Indian Police Seize ATM Run By Crypto Exchange Unocoin

24 October 2018

Police in the Indian city of Bangalore have seized an ATM just weeks after it was set up by local cryptocurrency exchange Unocoin.

The Times of India said in a news report on Wednesday that Harish BV, co-founder and chief technology officer of the Unocoin exchange, was arrested on Tuesday while attending to the crypto ATM, which was installed in a shopping mall and revealed on Oct. 14.

According to the report, the Central Crime Branch of the local police force seized the ATM, two laptops, a mobile, three credit cards, five debit cards, a passport and Indian rupees worth about $2,500.

Unocoin is one of several cryptocurrency exchanges in India that have so-far survived a bank ban issued early this year by the Reserve Bank of India (RBI), the country’s central banking authority.

As domestic banks stopped offering financial services to cryptocurrency exchanges, Unocoin launched the ATM to allow investors to directly deposit Indian rupees to their accounts with the exchange. The company said last week it was planning to open several more ATMs in Mumbai and Delhi.

Yet, the police claimed Unocoin is not authorized to operate this type of ATM.

In another news report from Bangalore Mirror on Wednesday, Alok Kumar, a commissioner from the Bangalore city police was quoted as saying that Unocoin did not have a license from the RBI, the Securities and Exchange Board of India “or any other agency” allowing it to carry out bitcoin transactions.

“They were running it without obtaining any trade license from the BBMP [Bangalore government],” he said.

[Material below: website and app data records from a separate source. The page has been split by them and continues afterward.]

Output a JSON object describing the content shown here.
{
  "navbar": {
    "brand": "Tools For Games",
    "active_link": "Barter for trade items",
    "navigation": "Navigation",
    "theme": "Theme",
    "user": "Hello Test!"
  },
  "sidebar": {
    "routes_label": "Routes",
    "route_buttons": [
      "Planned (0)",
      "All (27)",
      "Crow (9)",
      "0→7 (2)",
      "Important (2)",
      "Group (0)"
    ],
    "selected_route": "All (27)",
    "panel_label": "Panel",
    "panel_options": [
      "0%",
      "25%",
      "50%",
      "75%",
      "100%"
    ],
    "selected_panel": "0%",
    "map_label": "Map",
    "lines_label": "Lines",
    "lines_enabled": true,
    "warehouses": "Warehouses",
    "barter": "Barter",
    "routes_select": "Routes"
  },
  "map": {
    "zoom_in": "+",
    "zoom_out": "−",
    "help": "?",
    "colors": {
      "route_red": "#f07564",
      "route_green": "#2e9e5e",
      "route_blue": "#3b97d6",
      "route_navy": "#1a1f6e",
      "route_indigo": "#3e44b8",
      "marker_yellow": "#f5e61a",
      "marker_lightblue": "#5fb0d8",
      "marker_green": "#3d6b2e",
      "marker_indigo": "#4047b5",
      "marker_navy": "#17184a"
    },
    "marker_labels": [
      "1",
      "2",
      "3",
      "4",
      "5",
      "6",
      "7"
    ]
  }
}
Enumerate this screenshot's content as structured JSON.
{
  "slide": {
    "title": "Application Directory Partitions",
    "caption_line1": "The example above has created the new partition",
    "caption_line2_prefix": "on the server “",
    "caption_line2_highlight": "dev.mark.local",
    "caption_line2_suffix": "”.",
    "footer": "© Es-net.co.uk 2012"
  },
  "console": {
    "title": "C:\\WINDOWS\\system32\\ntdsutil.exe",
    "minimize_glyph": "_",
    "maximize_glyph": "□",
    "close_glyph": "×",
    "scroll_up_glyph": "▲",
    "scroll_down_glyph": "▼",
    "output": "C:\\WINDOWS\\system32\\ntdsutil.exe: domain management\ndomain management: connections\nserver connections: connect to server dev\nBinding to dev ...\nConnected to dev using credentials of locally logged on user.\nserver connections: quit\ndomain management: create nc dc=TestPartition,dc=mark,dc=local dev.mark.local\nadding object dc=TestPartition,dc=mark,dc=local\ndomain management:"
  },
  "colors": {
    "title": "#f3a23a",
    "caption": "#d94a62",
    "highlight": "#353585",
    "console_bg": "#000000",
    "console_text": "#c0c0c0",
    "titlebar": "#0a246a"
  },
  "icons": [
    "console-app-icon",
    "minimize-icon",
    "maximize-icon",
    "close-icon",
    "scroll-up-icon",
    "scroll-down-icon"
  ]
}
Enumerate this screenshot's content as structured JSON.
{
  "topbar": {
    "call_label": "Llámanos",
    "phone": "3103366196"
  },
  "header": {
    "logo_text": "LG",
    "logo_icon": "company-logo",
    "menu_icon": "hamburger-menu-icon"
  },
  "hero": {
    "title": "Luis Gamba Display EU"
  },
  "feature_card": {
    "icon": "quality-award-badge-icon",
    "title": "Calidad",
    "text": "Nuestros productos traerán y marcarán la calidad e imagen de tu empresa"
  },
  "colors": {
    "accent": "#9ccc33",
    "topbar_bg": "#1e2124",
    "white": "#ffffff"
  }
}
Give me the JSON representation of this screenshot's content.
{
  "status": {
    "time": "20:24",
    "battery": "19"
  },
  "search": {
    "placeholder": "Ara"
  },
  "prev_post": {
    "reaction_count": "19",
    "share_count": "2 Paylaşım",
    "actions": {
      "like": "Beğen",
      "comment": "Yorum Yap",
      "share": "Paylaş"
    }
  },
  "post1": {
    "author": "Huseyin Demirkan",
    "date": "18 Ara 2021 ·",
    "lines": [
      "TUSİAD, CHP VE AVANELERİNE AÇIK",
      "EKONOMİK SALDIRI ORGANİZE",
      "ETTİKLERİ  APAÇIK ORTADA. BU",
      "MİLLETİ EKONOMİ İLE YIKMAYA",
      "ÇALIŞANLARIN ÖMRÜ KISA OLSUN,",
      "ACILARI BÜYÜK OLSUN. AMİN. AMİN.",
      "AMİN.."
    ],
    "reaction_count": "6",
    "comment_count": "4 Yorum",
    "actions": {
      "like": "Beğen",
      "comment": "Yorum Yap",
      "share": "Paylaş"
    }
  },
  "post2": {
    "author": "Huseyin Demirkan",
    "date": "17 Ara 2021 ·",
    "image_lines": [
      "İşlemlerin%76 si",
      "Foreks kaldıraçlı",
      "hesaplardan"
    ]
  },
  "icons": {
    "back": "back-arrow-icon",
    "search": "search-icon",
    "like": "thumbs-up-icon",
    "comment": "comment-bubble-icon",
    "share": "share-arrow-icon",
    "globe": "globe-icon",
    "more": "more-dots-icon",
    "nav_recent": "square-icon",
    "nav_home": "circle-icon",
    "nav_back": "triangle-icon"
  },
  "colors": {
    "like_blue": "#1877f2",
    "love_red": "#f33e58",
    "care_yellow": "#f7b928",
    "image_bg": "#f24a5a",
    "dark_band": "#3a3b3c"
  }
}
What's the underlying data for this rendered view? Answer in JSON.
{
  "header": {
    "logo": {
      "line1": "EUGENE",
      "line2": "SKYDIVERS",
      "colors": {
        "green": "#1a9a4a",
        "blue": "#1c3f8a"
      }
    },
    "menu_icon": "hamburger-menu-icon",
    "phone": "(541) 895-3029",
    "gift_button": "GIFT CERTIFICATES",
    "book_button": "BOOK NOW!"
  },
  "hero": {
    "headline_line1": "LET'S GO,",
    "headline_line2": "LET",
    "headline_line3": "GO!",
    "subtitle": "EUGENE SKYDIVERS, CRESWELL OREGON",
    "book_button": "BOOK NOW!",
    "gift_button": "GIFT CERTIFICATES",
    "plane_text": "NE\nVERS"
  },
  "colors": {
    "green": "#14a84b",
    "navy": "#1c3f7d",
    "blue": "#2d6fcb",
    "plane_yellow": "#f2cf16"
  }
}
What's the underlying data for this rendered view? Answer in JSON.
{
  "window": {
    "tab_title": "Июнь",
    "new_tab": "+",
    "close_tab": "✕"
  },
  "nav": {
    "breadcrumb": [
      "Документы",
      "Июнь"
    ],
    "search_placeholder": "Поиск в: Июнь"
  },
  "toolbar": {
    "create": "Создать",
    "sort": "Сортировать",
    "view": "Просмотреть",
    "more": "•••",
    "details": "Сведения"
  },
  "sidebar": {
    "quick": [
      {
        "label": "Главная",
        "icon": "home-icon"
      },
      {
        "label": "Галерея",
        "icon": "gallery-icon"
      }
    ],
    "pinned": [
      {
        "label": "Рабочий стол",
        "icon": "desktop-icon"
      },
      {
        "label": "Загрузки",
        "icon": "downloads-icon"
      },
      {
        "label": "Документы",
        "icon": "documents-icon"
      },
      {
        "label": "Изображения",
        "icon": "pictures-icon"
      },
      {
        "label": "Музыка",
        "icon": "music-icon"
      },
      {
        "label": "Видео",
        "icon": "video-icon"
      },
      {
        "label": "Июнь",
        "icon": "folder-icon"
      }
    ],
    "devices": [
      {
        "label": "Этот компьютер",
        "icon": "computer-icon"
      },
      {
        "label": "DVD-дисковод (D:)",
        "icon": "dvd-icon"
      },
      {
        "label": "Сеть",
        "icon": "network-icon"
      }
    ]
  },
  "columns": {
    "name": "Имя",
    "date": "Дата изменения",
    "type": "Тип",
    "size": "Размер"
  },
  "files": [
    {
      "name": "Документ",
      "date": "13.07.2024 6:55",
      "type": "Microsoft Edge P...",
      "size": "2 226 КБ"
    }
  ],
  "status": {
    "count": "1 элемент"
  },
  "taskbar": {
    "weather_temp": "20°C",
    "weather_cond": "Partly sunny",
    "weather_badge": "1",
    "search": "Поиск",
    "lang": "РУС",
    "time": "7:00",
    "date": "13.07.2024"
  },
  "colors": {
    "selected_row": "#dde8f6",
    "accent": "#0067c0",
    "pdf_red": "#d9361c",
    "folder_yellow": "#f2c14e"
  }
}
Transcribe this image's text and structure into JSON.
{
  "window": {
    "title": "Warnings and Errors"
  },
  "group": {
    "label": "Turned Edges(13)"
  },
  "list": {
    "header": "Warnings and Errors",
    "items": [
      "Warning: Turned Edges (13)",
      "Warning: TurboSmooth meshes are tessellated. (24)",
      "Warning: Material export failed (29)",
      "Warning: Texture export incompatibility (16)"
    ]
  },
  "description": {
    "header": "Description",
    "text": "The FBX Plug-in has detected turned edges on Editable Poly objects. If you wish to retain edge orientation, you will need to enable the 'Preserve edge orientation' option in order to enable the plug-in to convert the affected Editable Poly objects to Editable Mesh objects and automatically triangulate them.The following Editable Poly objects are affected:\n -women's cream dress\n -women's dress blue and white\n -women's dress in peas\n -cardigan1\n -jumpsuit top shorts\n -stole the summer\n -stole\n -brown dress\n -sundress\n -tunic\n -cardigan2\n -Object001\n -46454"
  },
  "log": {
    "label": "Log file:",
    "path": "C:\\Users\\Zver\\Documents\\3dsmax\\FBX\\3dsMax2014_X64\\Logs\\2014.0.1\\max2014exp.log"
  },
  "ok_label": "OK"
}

However, Unocoin’s co-founder and CEO Sathvik Viswanath, denied this accusation, saying in the Times of India report.

“The [Finance] Minister’s statement was clear: cryptocurrencies are not legal tender in India. He did not say ‘illegal tender’. There’s a huge difference. It means you bear the risk of your investment and there’s no regulation for the industry.”

Unocoin has not responded to CoinDesk’s request for further comment on the issue.

Police car image via Shutterstock